Why Gender Inequality Still Exists in Hollywood
While everyone pretends to care, very little has changed. Of the top 250 grossing films of 2017, women comprised 18% of all directors, writers, producers, executive producers, editors and cinematographers. On the other side of the camera, only 24% of those movies had female protagonists. That's 5% less than in 2016. But this is no news for anyone anymore, although it astonishingly feels like it. Now that the Weinstein scandal has paved the way for some serious clean-up focused on men who for decades have abused their power in Hollywood, women in show business are, at long last, getting their voices heard to boost a movement they hope will create a better…
Why the Fifty Shades Franchise’s Marketing Campaigns Outdid the Movies
In the morning of January 25, 2014, a mysterious poster starts flooding every corner of the Internet and social media. On it, a man wearing a dark suit and exhibiting a body shape distinguishable just enough so that we can tell he's really, really good looking confidently stares out an immense window overseeing Seattle. It's clean, colorless, yet intriguing and attractive. Above him, a catchline that's about to arouse millions of women around the globe: "Mr. Grey will see you now."

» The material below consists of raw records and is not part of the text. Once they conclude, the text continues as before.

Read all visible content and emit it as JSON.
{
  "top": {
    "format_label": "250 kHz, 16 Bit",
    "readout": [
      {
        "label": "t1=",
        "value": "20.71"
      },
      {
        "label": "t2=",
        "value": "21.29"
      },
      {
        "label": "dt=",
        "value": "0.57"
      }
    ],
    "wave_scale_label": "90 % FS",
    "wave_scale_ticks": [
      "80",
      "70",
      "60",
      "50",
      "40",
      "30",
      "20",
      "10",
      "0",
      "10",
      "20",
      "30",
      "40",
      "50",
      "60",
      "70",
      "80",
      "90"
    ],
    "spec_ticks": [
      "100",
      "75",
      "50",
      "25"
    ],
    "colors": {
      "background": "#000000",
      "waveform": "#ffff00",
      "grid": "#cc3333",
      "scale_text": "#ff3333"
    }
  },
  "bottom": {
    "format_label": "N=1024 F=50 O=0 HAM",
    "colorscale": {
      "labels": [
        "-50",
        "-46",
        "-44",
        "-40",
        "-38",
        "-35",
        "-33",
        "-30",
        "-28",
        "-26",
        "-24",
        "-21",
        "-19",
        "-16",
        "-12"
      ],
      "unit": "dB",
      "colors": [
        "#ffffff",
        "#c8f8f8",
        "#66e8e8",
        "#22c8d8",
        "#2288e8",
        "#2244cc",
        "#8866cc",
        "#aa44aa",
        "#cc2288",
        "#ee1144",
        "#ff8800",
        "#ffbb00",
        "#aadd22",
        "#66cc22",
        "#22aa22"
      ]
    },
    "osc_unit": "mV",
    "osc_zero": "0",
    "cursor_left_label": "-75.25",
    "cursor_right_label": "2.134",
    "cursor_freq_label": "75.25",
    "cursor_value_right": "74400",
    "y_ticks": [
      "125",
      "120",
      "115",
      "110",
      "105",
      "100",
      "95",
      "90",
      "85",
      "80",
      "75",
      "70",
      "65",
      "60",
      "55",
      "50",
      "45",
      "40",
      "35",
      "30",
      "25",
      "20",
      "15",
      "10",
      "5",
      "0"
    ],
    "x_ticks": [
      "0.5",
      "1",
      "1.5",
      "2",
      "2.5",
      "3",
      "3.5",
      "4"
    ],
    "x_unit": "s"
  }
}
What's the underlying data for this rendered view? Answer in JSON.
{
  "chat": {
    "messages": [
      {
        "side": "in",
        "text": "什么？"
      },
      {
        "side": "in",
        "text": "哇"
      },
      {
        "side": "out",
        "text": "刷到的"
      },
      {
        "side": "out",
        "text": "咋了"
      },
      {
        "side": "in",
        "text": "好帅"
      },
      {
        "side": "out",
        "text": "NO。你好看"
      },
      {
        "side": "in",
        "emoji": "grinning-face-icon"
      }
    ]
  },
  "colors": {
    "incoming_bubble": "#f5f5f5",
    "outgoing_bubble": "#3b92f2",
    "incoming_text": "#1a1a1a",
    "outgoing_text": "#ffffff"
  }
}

Why the Harvey Weinstein Sex Scandal is Such a Bombshell in Hollywood
In the course of one week, actresses Ashley Judd, Rose McGowan, Gwyneth Paltrow, Asia Argento and Angelina Jolie added their names to the now long list of victims who've come forward to report the businessman's "disgusting" and "indefensible" behavior. A freshly disclosed, shocking revelation that has rapidly spiraled into a huge bombshell for the entire entertainment industry. To understand why the shocking story is making so many headlines, it's first important to get a good notion of what Weinstein's status and level of influence is (was) in Hollywood.
Why Do We Enjoy Watching Horror Movies?
They're not everybody's cup of tea, yet horror movies seem to constantly be sought after. A not so curious phenomenon that can, in fact, be traced back to the early age of cinema. But why, if we focus on the emotions (fear, despair, and sometimes even disgust) this type of films trigger, do they still arouse a desire in individuals to pay to see them in theater?